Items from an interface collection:
------------------------------------------------------------

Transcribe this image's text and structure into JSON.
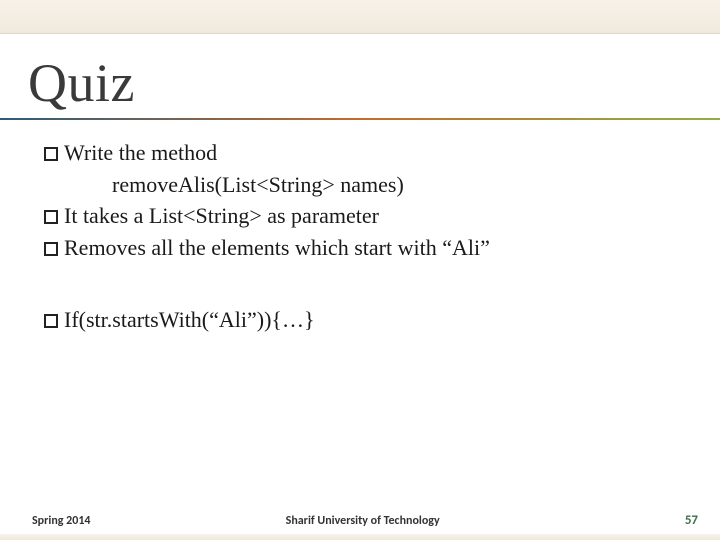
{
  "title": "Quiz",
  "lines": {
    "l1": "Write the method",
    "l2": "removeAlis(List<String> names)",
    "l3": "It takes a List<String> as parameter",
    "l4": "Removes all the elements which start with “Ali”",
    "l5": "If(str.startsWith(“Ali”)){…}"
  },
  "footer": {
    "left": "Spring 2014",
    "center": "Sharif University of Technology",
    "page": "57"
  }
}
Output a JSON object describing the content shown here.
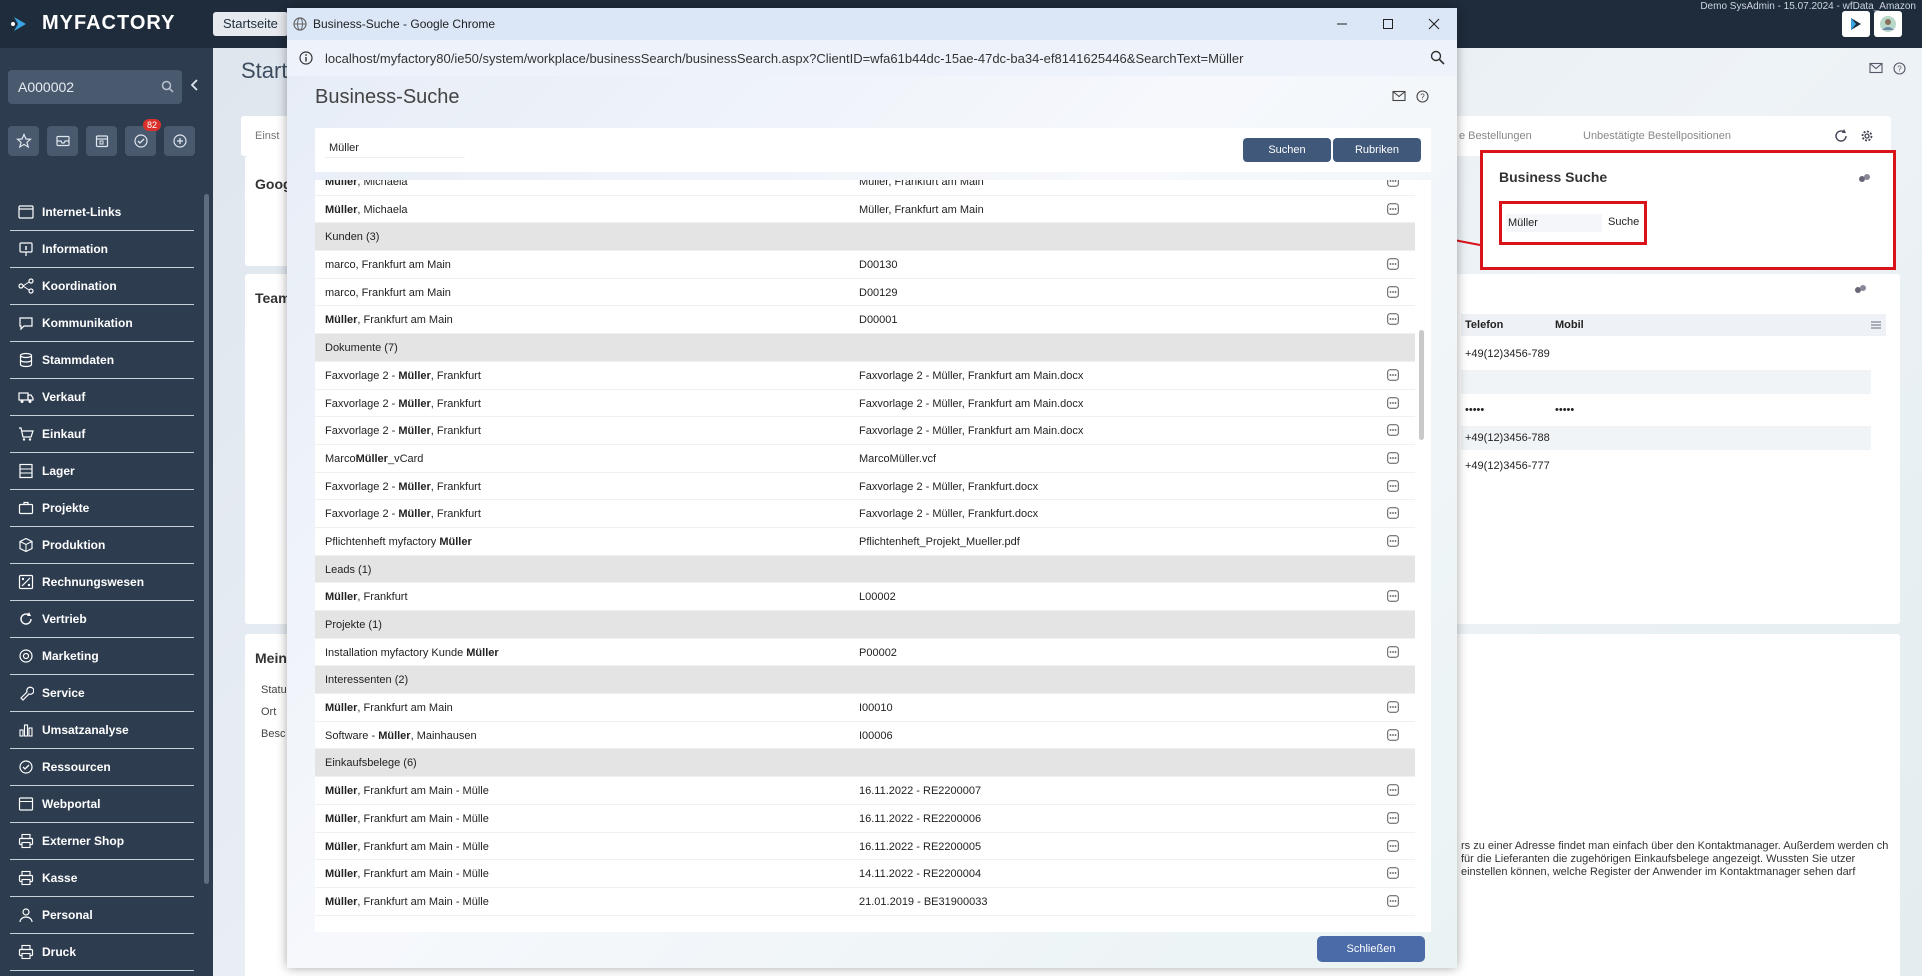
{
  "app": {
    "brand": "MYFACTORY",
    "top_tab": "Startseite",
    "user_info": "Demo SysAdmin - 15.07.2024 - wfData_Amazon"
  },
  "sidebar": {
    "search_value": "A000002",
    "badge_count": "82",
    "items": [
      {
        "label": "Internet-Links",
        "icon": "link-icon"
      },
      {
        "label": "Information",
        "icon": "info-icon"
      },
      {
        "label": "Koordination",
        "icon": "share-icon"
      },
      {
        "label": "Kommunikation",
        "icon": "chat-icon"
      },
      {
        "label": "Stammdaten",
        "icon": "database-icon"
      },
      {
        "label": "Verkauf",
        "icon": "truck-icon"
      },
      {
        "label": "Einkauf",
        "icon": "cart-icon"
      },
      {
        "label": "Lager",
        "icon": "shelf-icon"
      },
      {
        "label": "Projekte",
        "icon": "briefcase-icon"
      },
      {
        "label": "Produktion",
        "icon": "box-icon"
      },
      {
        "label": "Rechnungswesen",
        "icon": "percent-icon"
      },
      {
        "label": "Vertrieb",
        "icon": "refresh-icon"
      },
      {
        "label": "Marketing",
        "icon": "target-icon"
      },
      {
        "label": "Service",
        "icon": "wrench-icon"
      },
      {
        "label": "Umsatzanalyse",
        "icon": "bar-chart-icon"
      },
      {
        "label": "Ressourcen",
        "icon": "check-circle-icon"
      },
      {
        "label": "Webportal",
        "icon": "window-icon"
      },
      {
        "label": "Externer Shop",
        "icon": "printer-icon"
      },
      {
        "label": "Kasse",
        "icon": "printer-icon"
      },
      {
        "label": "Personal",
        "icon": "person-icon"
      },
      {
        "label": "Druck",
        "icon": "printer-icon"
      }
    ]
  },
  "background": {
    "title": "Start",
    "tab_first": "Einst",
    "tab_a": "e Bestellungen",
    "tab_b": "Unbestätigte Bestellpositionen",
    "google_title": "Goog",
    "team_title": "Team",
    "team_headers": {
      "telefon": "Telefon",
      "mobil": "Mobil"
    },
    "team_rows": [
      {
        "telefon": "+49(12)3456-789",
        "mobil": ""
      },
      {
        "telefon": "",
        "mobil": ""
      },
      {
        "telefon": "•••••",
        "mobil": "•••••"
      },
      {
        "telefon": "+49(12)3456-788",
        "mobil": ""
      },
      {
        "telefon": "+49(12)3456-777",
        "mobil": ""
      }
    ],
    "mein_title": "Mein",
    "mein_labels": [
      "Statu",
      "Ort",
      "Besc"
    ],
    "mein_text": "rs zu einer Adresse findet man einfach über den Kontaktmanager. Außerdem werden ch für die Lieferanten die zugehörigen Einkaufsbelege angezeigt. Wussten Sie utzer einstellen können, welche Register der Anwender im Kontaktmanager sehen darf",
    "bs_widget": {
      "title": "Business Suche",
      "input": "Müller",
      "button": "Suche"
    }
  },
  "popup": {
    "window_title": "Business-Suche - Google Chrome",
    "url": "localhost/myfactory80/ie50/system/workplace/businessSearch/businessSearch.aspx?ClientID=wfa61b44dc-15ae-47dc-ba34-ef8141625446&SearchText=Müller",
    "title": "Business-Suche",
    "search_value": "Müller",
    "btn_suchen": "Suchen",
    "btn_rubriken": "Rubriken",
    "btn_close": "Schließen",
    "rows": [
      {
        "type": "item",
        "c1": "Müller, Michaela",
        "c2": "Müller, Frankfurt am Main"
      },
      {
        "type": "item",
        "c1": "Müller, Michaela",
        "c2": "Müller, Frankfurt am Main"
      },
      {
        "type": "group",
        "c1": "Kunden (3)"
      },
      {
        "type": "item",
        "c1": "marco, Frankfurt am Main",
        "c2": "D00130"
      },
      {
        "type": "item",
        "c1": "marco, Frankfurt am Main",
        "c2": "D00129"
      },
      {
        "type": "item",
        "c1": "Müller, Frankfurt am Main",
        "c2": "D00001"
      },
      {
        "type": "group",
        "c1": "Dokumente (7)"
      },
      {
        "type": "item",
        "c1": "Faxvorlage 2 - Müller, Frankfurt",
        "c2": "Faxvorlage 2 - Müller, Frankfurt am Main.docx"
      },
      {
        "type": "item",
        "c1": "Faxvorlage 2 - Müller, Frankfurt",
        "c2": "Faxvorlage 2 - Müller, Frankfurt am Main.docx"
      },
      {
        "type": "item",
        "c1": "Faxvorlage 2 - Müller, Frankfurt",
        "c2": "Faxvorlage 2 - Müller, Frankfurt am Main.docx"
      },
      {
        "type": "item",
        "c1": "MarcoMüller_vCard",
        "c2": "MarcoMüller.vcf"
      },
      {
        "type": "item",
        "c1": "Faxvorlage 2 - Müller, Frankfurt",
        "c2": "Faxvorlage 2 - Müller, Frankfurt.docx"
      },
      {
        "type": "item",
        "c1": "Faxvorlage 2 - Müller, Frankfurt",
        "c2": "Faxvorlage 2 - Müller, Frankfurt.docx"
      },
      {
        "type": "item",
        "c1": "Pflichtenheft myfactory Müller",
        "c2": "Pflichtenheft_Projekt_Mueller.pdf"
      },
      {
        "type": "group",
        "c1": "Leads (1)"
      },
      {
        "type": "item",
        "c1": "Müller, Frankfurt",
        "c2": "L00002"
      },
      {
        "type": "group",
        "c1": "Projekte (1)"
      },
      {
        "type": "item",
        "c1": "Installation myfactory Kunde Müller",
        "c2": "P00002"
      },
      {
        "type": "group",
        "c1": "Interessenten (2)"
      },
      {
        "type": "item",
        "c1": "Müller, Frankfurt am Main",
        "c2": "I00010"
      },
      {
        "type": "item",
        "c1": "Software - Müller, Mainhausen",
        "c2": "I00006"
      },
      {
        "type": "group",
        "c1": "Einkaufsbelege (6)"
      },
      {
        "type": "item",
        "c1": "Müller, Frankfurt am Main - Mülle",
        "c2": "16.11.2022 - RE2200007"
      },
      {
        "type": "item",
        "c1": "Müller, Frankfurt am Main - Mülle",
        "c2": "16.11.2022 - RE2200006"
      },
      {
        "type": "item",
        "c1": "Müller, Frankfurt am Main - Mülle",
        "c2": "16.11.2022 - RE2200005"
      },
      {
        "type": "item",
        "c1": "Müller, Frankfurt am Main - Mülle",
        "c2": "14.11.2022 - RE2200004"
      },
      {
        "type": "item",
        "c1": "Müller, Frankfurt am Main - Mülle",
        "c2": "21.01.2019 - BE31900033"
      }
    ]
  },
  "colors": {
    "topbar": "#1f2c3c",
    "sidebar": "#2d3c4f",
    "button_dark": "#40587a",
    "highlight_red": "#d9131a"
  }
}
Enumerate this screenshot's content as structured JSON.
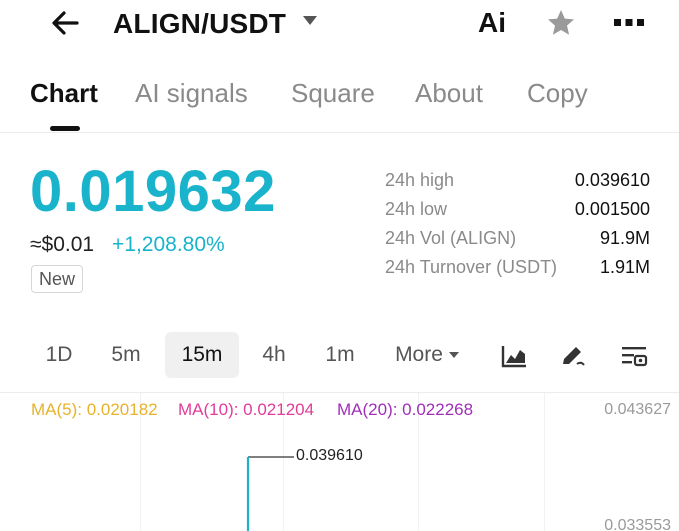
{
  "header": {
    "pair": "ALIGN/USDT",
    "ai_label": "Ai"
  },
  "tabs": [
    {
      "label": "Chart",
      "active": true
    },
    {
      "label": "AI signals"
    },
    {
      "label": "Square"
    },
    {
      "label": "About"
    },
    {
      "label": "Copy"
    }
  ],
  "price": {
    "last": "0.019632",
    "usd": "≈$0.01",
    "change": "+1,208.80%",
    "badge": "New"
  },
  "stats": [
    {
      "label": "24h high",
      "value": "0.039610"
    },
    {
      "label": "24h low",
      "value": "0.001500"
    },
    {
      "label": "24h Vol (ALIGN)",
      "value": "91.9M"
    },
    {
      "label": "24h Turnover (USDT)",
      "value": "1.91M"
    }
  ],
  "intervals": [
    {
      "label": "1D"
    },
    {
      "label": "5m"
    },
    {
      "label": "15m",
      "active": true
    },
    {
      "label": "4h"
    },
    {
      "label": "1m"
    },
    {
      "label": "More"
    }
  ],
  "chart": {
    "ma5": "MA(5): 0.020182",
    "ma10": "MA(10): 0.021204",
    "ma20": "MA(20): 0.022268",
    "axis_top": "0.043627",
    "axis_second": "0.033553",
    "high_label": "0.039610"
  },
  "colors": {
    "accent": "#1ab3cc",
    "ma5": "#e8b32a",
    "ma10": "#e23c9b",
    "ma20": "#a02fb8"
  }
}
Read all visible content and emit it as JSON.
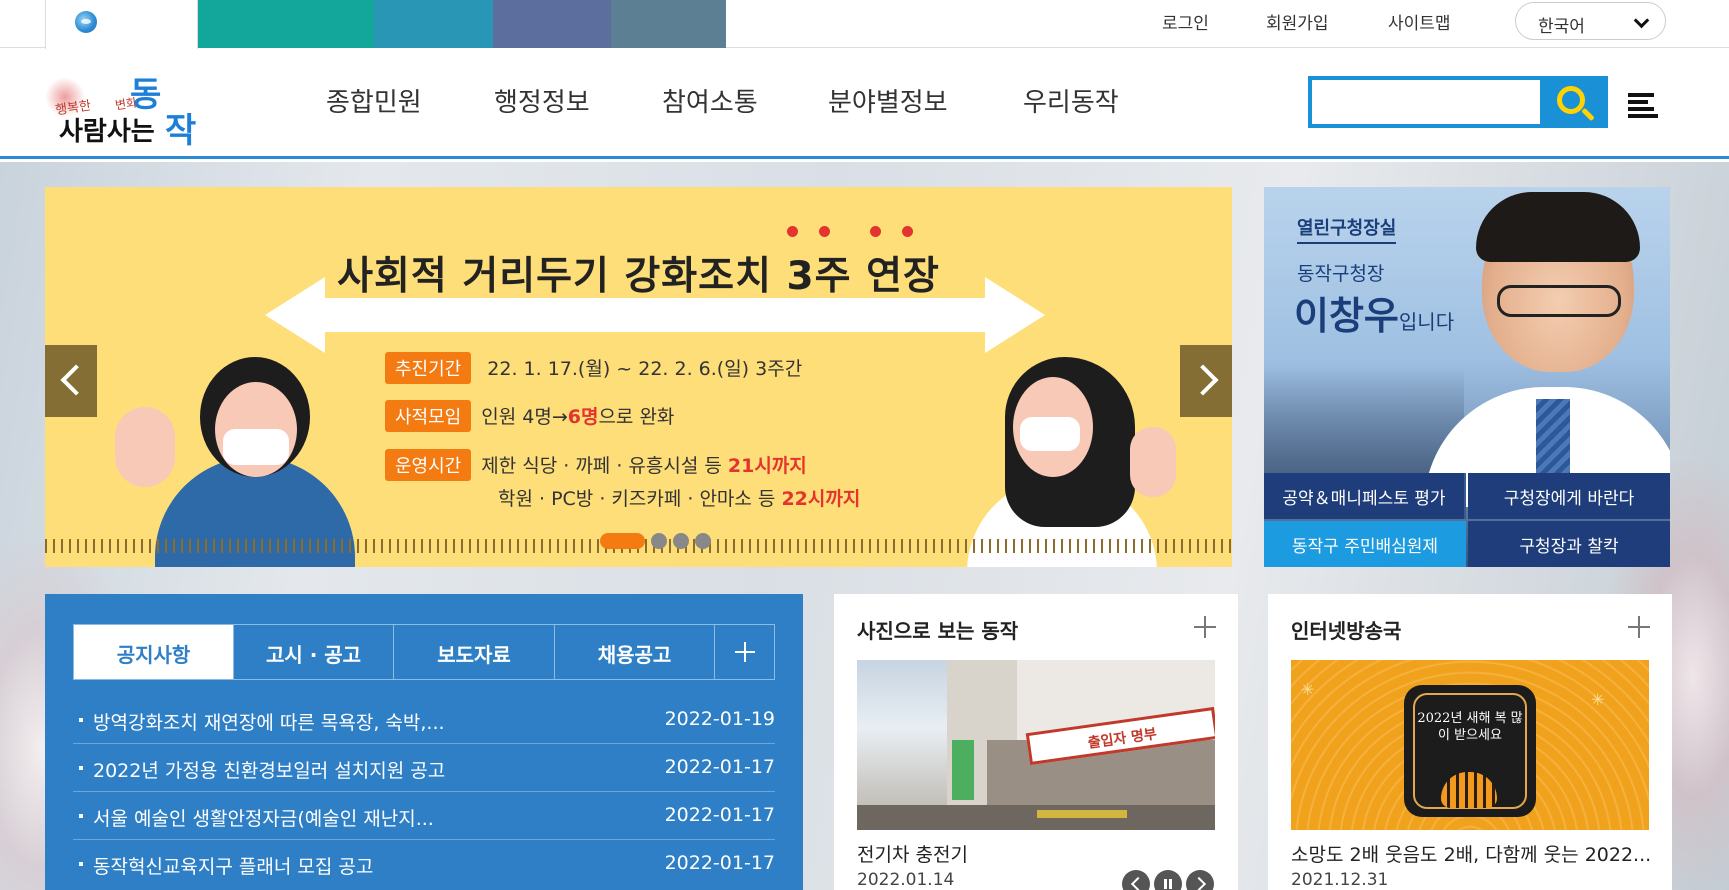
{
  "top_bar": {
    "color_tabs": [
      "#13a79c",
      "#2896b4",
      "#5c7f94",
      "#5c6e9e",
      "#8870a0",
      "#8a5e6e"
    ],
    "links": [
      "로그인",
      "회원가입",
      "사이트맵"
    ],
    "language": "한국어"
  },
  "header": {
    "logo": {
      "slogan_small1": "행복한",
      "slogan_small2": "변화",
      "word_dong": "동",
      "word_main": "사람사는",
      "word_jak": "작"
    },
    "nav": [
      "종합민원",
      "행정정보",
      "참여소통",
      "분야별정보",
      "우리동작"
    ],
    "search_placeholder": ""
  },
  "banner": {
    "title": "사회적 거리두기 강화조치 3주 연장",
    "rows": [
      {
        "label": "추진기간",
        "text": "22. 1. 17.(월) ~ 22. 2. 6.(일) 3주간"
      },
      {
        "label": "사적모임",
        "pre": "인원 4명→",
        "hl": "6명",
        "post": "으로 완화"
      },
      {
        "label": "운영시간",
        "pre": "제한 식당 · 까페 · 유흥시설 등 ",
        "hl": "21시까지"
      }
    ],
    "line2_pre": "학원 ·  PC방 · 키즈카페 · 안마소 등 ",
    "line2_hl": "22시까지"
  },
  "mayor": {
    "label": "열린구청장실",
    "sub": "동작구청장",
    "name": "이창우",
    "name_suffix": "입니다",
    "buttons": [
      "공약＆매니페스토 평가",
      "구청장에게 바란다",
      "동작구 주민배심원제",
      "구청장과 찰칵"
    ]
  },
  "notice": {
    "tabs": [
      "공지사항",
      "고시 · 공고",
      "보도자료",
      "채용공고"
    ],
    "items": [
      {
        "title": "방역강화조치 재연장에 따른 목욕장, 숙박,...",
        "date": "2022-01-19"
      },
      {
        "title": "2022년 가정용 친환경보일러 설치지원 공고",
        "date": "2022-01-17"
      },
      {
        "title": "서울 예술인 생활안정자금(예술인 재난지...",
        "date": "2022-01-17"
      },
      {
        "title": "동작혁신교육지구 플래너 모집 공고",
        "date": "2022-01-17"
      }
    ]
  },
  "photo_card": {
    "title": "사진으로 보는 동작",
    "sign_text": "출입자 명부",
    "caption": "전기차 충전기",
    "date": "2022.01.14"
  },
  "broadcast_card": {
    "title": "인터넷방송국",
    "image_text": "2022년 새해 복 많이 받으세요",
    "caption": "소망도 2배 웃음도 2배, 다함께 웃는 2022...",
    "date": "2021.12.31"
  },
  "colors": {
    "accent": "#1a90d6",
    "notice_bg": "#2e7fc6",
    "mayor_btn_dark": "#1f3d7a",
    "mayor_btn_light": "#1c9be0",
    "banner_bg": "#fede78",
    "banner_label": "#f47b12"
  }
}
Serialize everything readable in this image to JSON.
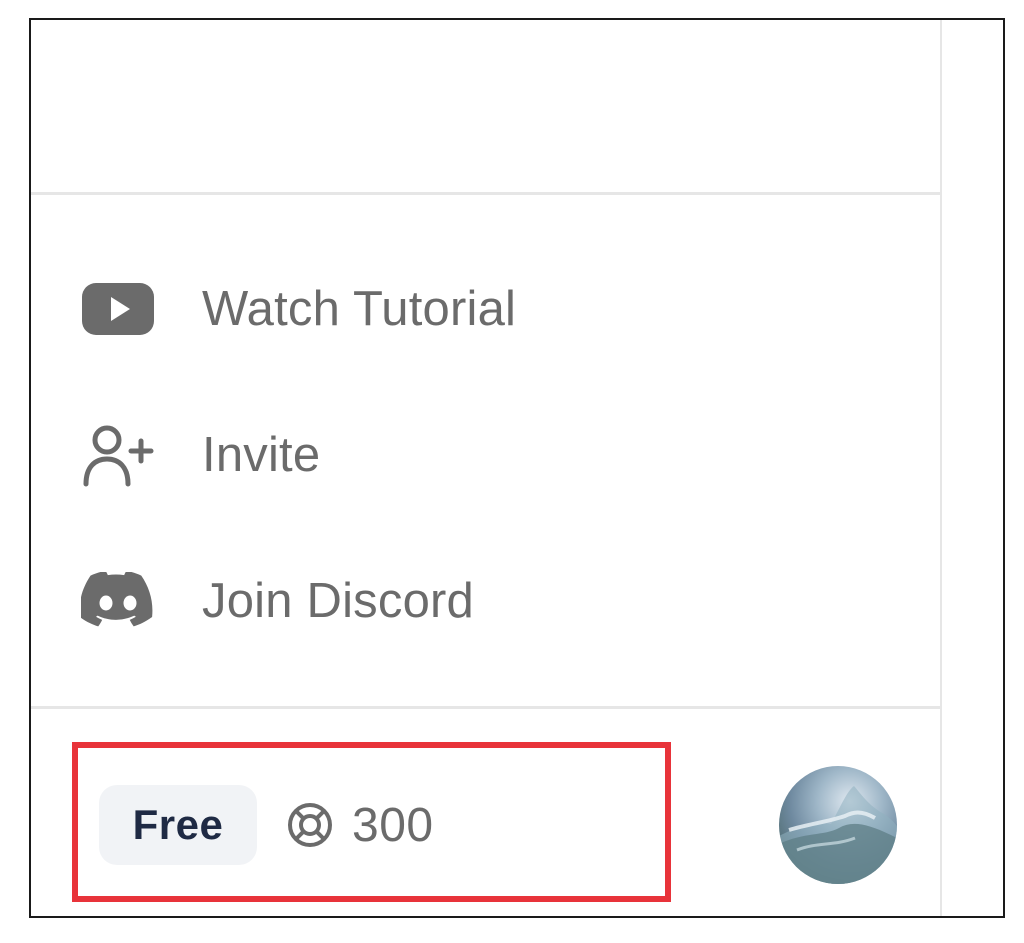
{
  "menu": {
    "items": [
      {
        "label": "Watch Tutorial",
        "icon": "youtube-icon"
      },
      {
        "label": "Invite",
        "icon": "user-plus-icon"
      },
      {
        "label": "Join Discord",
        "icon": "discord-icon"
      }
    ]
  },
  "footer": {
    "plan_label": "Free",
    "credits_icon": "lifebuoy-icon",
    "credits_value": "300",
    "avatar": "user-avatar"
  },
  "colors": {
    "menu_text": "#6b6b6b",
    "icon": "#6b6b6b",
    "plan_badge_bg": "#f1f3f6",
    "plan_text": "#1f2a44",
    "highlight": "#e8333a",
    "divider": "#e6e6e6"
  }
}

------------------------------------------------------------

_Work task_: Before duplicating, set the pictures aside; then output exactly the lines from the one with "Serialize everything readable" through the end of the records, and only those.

_Task result_:
Serialize everything readable in this image to JSON.
{
  "menu": {
    "items": [
      {
        "label": "Watch Tutorial",
        "icon": "youtube-icon"
      },
      {
        "label": "Invite",
        "icon": "user-plus-icon"
      },
      {
        "label": "Join Discord",
        "icon": "discord-icon"
      }
    ]
  },
  "footer": {
    "plan_label": "Free",
    "credits_icon": "lifebuoy-icon",
    "credits_value": "300",
    "avatar": "user-avatar"
  },
  "colors": {
    "menu_text": "#6b6b6b",
    "icon": "#6b6b6b",
    "plan_badge_bg": "#f1f3f6",
    "plan_text": "#1f2a44",
    "highlight": "#e8333a",
    "divider": "#e6e6e6"
  }
}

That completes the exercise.